The information provided on this page was correct at the time of publication (October/November 2022). For complete and up-to-date information about this course, please visit the relevant University of Oxford course page via www.graduate.ox.ac.uk/ucas. The MPhil is designed for students wishing to attain a thorough grounding in composition at an advanced level, either as a preparation for doctoral research or an autonomous qualification. In the first year you will follow the MSt in Music (Composition), proceeding in the second year to individual supervision leading to the completion of a portfolio of compositions and written work. The Master of Philosophy in Music (Composition) introduces a broad range of current methodologies and approaches in music scholarship. First year The first year of the course is identical to that of the MSt in Music (Composition). The main teaching and coursework is completed in the first two terms; the third is reserved for completion of assessed work. Core seminars In the Michaelmas term there are typically six topics:

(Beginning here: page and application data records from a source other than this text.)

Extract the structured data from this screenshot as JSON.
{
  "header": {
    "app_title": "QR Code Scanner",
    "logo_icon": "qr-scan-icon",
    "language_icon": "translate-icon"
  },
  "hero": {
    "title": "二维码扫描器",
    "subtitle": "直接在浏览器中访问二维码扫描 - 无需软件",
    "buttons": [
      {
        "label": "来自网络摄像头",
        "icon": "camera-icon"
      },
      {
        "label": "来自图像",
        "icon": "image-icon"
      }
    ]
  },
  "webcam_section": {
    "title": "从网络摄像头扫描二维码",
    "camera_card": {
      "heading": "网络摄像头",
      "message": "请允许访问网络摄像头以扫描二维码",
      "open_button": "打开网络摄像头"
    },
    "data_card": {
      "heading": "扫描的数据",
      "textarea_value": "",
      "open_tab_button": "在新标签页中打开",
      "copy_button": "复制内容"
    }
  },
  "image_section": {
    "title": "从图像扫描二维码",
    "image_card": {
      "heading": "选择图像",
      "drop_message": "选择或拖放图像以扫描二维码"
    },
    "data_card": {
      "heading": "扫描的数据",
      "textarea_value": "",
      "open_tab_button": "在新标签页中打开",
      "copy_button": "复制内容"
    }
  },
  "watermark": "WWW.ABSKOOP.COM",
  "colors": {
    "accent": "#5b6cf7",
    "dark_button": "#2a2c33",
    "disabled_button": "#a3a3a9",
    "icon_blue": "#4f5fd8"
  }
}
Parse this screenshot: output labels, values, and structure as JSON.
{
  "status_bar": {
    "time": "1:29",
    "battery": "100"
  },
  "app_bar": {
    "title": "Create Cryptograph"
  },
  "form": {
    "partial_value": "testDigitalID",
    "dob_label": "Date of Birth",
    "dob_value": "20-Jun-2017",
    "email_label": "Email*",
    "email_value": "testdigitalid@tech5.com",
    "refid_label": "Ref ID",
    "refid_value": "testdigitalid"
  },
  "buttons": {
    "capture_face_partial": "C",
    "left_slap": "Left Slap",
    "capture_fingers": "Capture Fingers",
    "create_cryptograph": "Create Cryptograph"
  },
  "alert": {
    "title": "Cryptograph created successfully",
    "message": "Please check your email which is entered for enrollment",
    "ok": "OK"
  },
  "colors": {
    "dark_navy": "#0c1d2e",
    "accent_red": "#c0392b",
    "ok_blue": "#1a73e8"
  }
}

  • historical musicology
  • current trends in music theory
  • aesthetics
  • the social and cultural study of music
  • performance
  • composition.
You may participate in as many of these seminars as you wish. Your first summative assessment will be a compositional exercise written in response to the composition core seminar. Elective seminars Each year a number of faculty members convene a series of ‘elective’ seminars based on their research interests, to help you prepare for your assessment essays. You are invited to attend as many of these seminars as you wish. Reading lists are sent out before the start of the courses and you are asked to prepare fully and contribute to the seminars. Most of the electives take place in Hilary term. Recent seminar series included the following titles:
  • Pitch, Amplitude, Timbre
  • Brazilian Music
  • Distributed Creativity in Composition and Performance
  • Thirteenth-Century Motets
  • Music and (Non) Religion
  • Music and Race
  • Gender and Sexuality in Popular Music Studies
  • Music and Islamic Culture
  • Beethoven between History and Myth.
Presentation seminars Presentation seminars are held in Trinity term. Musicologists, performers and composers each prepare a presentation on their own research and are asked to respond to another student’s presentation in another; further feedback on presentation skills is received from the seminar convenor. Second year The second year is spent producing coursework, comprising a project and a portfolio (see the Assessment section below for further details). Students will meet with their supervisor regularly, but will not be expected to attend taught seminars.


Entry requirements

For complete and up-to-date information about this course, please visit the relevant University of Oxford course page via www.graduate.ox.ac.uk/ucas


Fees and funding

Tuition fees

No fee information has been provided for this course

Additional fee information

For complete and up-to-date information about fees and funding for this course, please visit the relevant University of Oxford course page via www.graduate.ox.ac.uk/ucas.
Music (Composition) at University of Oxford - UCAS